------ ENTRIES SUPPLIED ------

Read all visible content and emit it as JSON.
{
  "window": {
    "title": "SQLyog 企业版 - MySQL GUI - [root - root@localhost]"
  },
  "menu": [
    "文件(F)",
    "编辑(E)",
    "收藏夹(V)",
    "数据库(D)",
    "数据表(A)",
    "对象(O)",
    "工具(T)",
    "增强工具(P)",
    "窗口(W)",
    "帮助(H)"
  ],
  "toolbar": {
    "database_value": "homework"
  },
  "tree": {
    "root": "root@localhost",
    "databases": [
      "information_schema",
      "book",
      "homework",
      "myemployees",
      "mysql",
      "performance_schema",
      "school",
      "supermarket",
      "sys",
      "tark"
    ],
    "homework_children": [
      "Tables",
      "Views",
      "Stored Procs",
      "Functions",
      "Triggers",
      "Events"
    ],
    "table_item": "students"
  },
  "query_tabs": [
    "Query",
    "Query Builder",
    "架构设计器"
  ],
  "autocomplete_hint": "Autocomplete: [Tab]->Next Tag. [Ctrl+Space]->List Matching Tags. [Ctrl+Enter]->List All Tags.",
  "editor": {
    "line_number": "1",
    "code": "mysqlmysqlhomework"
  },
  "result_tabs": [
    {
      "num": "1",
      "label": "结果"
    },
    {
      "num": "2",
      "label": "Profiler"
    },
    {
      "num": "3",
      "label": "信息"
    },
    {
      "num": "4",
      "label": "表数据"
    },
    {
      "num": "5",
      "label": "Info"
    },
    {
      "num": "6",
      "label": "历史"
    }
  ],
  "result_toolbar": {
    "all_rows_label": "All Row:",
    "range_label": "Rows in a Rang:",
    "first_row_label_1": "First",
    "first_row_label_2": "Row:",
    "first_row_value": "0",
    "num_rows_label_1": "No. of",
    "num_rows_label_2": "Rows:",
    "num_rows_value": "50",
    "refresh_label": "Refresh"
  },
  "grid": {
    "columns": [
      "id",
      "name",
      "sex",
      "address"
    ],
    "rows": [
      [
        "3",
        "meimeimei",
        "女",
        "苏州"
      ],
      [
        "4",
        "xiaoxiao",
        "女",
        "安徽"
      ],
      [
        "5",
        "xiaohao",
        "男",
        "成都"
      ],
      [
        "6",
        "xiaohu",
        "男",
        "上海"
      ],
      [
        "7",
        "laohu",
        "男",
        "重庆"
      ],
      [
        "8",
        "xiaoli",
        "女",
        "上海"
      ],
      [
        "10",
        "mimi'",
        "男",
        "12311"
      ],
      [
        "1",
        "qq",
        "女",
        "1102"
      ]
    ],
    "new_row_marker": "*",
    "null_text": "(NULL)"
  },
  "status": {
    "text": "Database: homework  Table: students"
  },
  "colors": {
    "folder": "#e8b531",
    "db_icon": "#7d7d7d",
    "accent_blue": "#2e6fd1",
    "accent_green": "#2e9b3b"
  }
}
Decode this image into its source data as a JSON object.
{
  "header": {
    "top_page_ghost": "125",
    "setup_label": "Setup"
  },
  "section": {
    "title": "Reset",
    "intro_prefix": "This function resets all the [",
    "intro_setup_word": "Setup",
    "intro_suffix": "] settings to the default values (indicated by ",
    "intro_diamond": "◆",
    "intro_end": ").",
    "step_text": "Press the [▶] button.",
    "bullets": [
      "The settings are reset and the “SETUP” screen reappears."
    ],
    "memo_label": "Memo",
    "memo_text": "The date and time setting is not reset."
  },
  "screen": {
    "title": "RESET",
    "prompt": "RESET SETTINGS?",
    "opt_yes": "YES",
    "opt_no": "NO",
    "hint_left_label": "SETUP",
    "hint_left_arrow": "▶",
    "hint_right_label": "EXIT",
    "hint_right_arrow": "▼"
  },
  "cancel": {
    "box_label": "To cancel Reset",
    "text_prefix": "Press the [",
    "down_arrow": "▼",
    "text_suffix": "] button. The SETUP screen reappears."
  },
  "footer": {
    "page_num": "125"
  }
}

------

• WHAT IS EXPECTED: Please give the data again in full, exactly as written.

• SOLUTION BELOW:
Read all visible content and emit it as JSON.
{
  "window": {
    "title": "SQLyog 企业版 - MySQL GUI - [root - root@localhost]"
  },
  "menu": [
    "文件(F)",
    "编辑(E)",
    "收藏夹(V)",
    "数据库(D)",
    "数据表(A)",
    "对象(O)",
    "工具(T)",
    "增强工具(P)",
    "窗口(W)",
    "帮助(H)"
  ],
  "toolbar": {
    "database_value": "homework"
  },
  "tree": {
    "root": "root@localhost",
    "databases": [
      "information_schema",
      "book",
      "homework",
      "myemployees",
      "mysql",
      "performance_schema",
      "school",
      "supermarket",
      "sys",
      "tark"
    ],
    "homework_children": [
      "Tables",
      "Views",
      "Stored Procs",
      "Functions",
      "Triggers",
      "Events"
    ],
    "table_item": "students"
  },
  "query_tabs": [
    "Query",
    "Query Builder",
    "架构设计器"
  ],
  "autocomplete_hint": "Autocomplete: [Tab]->Next Tag. [Ctrl+Space]->List Matching Tags. [Ctrl+Enter]->List All Tags.",
  "editor": {
    "line_number": "1",
    "code": "mysqlmysqlhomework"
  },
  "result_tabs": [
    {
      "num": "1",
      "label": "结果"
    },
    {
      "num": "2",
      "label": "Profiler"
    },
    {
      "num": "3",
      "label": "信息"
    },
    {
      "num": "4",
      "label": "表数据"
    },
    {
      "num": "5",
      "label": "Info"
    },
    {
      "num": "6",
      "label": "历史"
    }
  ],
  "result_toolbar": {
    "all_rows_label": "All Row:",
    "range_label": "Rows in a Rang:",
    "first_row_label_1": "First",
    "first_row_label_2": "Row:",
    "first_row_value": "0",
    "num_rows_label_1": "No. of",
    "num_rows_label_2": "Rows:",
    "num_rows_value": "50",
    "refresh_label": "Refresh"
  },
  "grid": {
    "columns": [
      "id",
      "name",
      "sex",
      "address"
    ],
    "rows": [
      [
        "3",
        "meimeimei",
        "女",
        "苏州"
      ],
      [
        "4",
        "xiaoxiao",
        "女",
        "安徽"
      ],
      [
        "5",
        "xiaohao",
        "男",
        "成都"
      ],
      [
        "6",
        "xiaohu",
        "男",
        "上海"
      ],
      [
        "7",
        "laohu",
        "男",
        "重庆"
      ],
      [
        "8",
        "xiaoli",
        "女",
        "上海"
      ],
      [
        "10",
        "mimi'",
        "男",
        "12311"
      ],
      [
        "1",
        "qq",
        "女",
        "1102"
      ]
    ],
    "new_row_marker": "*",
    "null_text": "(NULL)"
  },
  "status": {
    "text": "Database: homework  Table: students"
  },
  "colors": {
    "folder": "#e8b531",
    "db_icon": "#7d7d7d",
    "accent_blue": "#2e6fd1",
    "accent_green": "#2e9b3b"
  }
}
Decode this image into its source data as a JSON object.
{
  "header": {
    "top_page_ghost": "125",
    "setup_label": "Setup"
  },
  "section": {
    "title": "Reset",
    "intro_prefix": "This function resets all the [",
    "intro_setup_word": "Setup",
    "intro_suffix": "] settings to the default values (indicated by ",
    "intro_diamond": "◆",
    "intro_end": ").",
    "step_text": "Press the [▶] button.",
    "bullets": [
      "The settings are reset and the “SETUP” screen reappears."
    ],
    "memo_label": "Memo",
    "memo_text": "The date and time setting is not reset."
  },
  "screen": {
    "title": "RESET",
    "prompt": "RESET SETTINGS?",
    "opt_yes": "YES",
    "opt_no": "NO",
    "hint_left_label": "SETUP",
    "hint_left_arrow": "▶",
    "hint_right_label": "EXIT",
    "hint_right_arrow": "▼"
  },
  "cancel": {
    "box_label": "To cancel Reset",
    "text_prefix": "Press the [",
    "down_arrow": "▼",
    "text_suffix": "] button. The SETUP screen reappears."
  },
  "footer": {
    "page_num": "125"
  }
}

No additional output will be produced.